Greg Zielinski, Maine state climatologist and a research professor in the University of Maine Climate Change Institute, has developed a way to help weather forecasters and the public understand the likely effects of winter storms. He has categorized their severity on a scale of 1 to 5, with 5 being most intense. Zielinski applies the classification to two types of storms: nor'easters that often intensify in the mid-Atlantic region and move up the coast into New England; and intense storms sometimes called the Witches of November that originate east of the Rocky Mountains and move through the Great Lakes region or up the Ohio River Valley.
›"We have classification schemes for tornadoes and hurricanes," says Zielinski. "Why not for winter storms? With my classifications, the potential impact of a storm can then be passed on to public service officials so they can make plans for precipitation amounts, particularly snow, snowfall rates, wind speeds, drifting potential and overall impact on schools, businesses, travelers and coastal communities."

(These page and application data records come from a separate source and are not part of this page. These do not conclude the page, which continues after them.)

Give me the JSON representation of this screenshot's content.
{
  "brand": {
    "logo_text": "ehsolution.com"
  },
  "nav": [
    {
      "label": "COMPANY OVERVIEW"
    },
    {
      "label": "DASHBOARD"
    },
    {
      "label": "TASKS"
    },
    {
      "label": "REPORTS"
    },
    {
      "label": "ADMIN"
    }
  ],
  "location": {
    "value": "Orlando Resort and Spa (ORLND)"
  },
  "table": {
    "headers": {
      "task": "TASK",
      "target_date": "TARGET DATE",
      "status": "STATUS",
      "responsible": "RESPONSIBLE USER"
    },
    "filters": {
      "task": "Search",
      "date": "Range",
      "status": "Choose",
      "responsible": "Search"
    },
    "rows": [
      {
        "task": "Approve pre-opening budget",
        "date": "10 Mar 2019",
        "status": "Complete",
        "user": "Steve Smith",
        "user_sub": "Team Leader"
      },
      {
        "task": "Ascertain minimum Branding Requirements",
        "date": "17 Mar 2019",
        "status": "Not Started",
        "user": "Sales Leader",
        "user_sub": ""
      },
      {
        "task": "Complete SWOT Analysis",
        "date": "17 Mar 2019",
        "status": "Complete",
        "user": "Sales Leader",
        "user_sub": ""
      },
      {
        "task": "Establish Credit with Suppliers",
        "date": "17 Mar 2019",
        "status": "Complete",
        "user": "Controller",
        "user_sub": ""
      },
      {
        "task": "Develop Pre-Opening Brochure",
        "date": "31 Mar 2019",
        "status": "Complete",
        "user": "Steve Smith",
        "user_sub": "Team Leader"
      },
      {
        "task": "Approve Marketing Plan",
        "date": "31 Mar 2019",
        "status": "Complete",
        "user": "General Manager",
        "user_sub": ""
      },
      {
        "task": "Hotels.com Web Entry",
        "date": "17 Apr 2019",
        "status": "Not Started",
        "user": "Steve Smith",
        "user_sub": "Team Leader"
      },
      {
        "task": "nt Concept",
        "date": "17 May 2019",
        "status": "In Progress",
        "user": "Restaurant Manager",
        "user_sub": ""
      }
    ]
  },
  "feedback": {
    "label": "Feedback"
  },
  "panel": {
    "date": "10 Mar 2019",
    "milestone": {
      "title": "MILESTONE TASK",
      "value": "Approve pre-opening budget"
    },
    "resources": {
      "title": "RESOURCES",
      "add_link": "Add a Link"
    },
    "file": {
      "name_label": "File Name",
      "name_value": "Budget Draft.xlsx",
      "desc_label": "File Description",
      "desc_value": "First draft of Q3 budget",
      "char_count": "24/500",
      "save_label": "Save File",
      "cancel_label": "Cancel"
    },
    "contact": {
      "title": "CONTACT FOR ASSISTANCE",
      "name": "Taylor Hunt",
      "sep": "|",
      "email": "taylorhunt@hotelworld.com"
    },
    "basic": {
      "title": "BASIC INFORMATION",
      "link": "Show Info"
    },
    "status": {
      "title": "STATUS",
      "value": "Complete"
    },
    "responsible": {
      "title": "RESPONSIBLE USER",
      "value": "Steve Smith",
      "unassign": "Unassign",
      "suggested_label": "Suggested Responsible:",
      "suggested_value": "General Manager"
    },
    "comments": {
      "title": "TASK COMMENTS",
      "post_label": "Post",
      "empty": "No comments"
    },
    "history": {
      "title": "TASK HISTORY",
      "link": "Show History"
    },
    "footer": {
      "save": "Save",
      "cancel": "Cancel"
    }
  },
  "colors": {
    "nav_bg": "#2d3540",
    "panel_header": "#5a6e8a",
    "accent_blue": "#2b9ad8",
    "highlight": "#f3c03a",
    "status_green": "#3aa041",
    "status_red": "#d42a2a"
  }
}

›Zielinski's approach uses two features of a storm. He calculates characteristics of air pressure, which reflects storm strength, and forward speed, because even moderately intense storms can have a large impact if they move slowly. For example, a 1969 storm that stalled above Cape Cod for two days dumped more than 8 feet of snow on top of Mt. Washington in New Hampshire. Conversely, the cumulative impact of strong storms may lessen if they move through an area quickly. That was the case in New England with the March 1993 "Storm of the Century."
Zielinski is using his scale in a historical investigation of New England's climate. He has classified more than 70 storms of the past, including the Great Arctic Outbreak of 1899, the Blizzard of 1888 and other storms that are part of U.S. weather lore.
A December 2000 storm was the most intense found in his study.
Zielinski hopes to compare storms and look for patterns in the more than 100 years of scientific weather records.
hopes to compare storms and look for patterns in the more than 100 years of scientific weather records.